I am off on the last leg of my coastal trip around England and Wales. My aim is to use two centres to visit all the coastal settlements of any size in Cornwall, which, you may be surprised to discover, I have never really explore before. But first I have to continue from where I finished in South Devon last time.
Travelling down on the A303, a magnificent road scenically, brought back happy memories of youthful nautical adventures and years of cricket tours to Dorset. Breaking the journey at Buckfast Abbey Hotel seemed a good idea with the peace of the lavendar garden contrasting with the roar of traffic. Maybe be slightly too much, especially when dinner was taken in a rather basic monks’ refectory with me almost the youngest amongst the other grey-haired guests.
I hit the coast at Hope Cove – a lovely, rather ordinary place, surrounded by glorious landscapes. It felt like a tight, local community lived here throughout the year. There is evidence of some history in the rock walls that create an ancient harbour and also of facilities and activities that litter the beach.
It is a short drive to Bigbury-on-Sea. Here, the small resort protect a real nugget. Burgh Island is connected to the mainland by a beach causeway that is gradually exposed as the tide recedes and completely covered either side of high tide. Guests to the art deco hotel, a luxury, unique establishment where rooms start at£450 a night, are transported at the latter time on the sea tractor. I’m not sure if famous guests like Noel Coward and Churchill took the same route. There is a pub next door that serves the rest of us pints and shorts before being herded into the cave on wheels to be returned to the mainland.
And then to Plymouth. The Hoe, Drake, Hen nights, the castle, shopping, partying. Much of the seafront has been moulded into permanent features that will last into the next millenium. The beach has become concrete layers & strips of a beach cake – hard surfaces facing the westerly weather. Even the lido laughs at any attempt to soften its 20’s lines.

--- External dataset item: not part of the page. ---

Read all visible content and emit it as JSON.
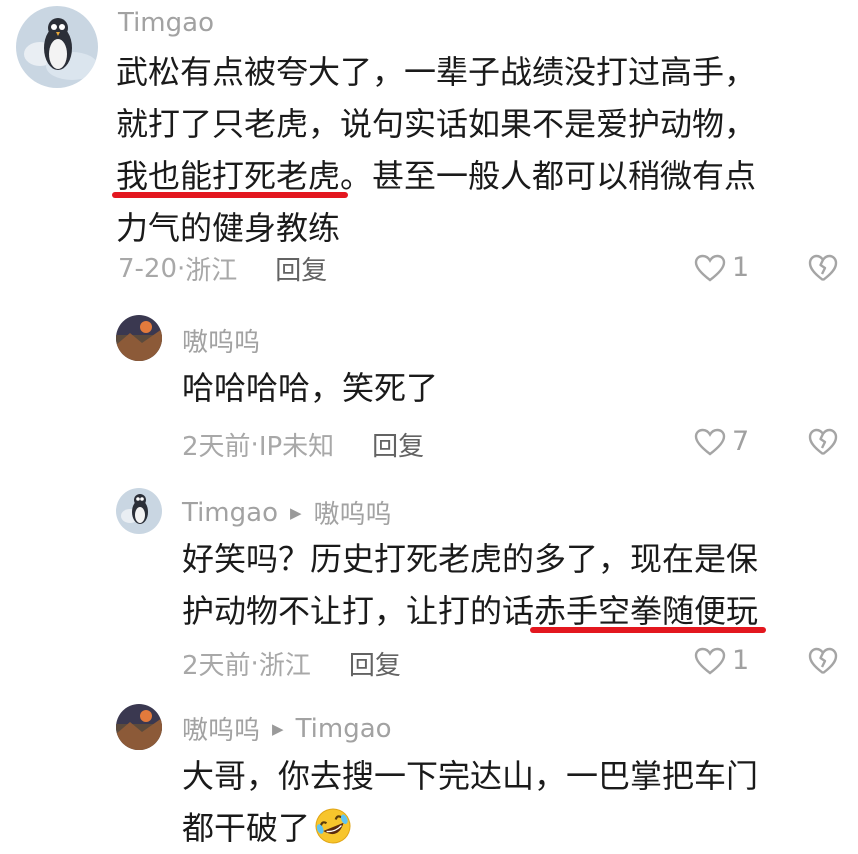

The sky greys roll in and drip precipitation onto the party wharfs of the Barbican. Sensible people would wear a coat ……but not a party girl, in Plymouth (or anywhere else for that matter). As the beer tents drip, the skirts get shorter and the dresses get to queeze onto Barbies of assorted sizes from new XXL to XS.